**GIVEN DATA**.
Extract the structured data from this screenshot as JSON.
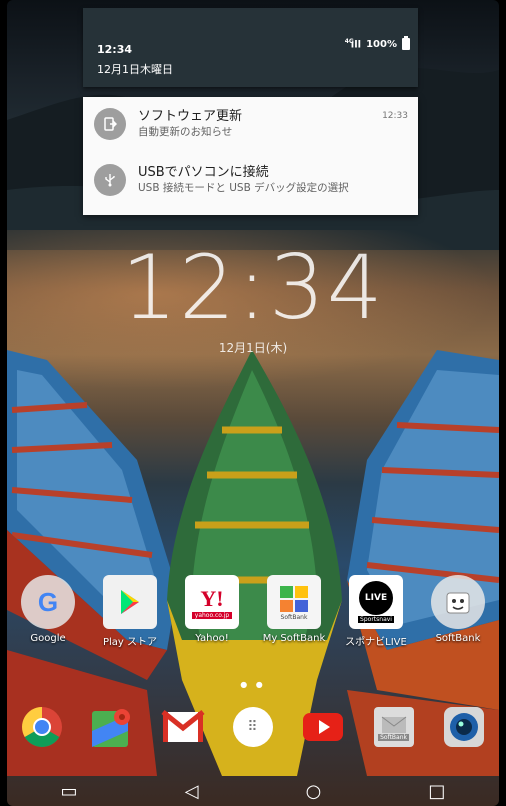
{
  "status_bar": {
    "time": "12:34",
    "date": "12月1日木曜日",
    "network": "4G",
    "battery": "100%"
  },
  "notifications": [
    {
      "title": "ソフトウェア更新",
      "text": "自動更新のお知らせ",
      "time": "12:33",
      "icon": "system-update-icon"
    },
    {
      "title": "USBでパソコンに接続",
      "text": "USB 接続モードと USB デバッグ設定の選択",
      "time": "",
      "icon": "usb-icon"
    }
  ],
  "lockscreen": {
    "clock": "12:34",
    "date": "12月1日(木)"
  },
  "apps": [
    {
      "label": "Google",
      "icon": "google-folder-icon"
    },
    {
      "label": "Play ストア",
      "icon": "play-store-icon"
    },
    {
      "label": "Yahoo!",
      "icon": "yahoo-icon",
      "badge": "yahoo.co.jp"
    },
    {
      "label": "My SoftBank",
      "icon": "my-softbank-icon",
      "badge": "SoftBank"
    },
    {
      "label": "スポナビLIVE",
      "icon": "sponavi-live-icon",
      "badge_top": "LIVE",
      "badge": "Sportsnavi"
    },
    {
      "label": "SoftBank",
      "icon": "softbank-folder-icon"
    }
  ],
  "dock": [
    {
      "icon": "chrome-icon"
    },
    {
      "icon": "maps-icon"
    },
    {
      "icon": "gmail-icon"
    },
    {
      "icon": "app-drawer-icon"
    },
    {
      "icon": "youtube-icon"
    },
    {
      "icon": "softbank-mail-icon",
      "badge": "SoftBank"
    },
    {
      "icon": "camera-icon"
    }
  ],
  "colors": {
    "shade": "#263238",
    "card": "#fafafa",
    "notif_icon_bg": "#9e9e9e"
  }
}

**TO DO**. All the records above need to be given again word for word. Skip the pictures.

**TASK SOLUTION**.
Extract the structured data from this screenshot as JSON.
{
  "status_bar": {
    "time": "12:34",
    "date": "12月1日木曜日",
    "network": "4G",
    "battery": "100%"
  },
  "notifications": [
    {
      "title": "ソフトウェア更新",
      "text": "自動更新のお知らせ",
      "time": "12:33",
      "icon": "system-update-icon"
    },
    {
      "title": "USBでパソコンに接続",
      "text": "USB 接続モードと USB デバッグ設定の選択",
      "time": "",
      "icon": "usb-icon"
    }
  ],
  "lockscreen": {
    "clock": "12:34",
    "date": "12月1日(木)"
  },
  "apps": [
    {
      "label": "Google",
      "icon": "google-folder-icon"
    },
    {
      "label": "Play ストア",
      "icon": "play-store-icon"
    },
    {
      "label": "Yahoo!",
      "icon": "yahoo-icon",
      "badge": "yahoo.co.jp"
    },
    {
      "label": "My SoftBank",
      "icon": "my-softbank-icon",
      "badge": "SoftBank"
    },
    {
      "label": "スポナビLIVE",
      "icon": "sponavi-live-icon",
      "badge_top": "LIVE",
      "badge": "Sportsnavi"
    },
    {
      "label": "SoftBank",
      "icon": "softbank-folder-icon"
    }
  ],
  "dock": [
    {
      "icon": "chrome-icon"
    },
    {
      "icon": "maps-icon"
    },
    {
      "icon": "gmail-icon"
    },
    {
      "icon": "app-drawer-icon"
    },
    {
      "icon": "youtube-icon"
    },
    {
      "icon": "softbank-mail-icon",
      "badge": "SoftBank"
    },
    {
      "icon": "camera-icon"
    }
  ],
  "colors": {
    "shade": "#263238",
    "card": "#fafafa",
    "notif_icon_bg": "#9e9e9e"
  }
}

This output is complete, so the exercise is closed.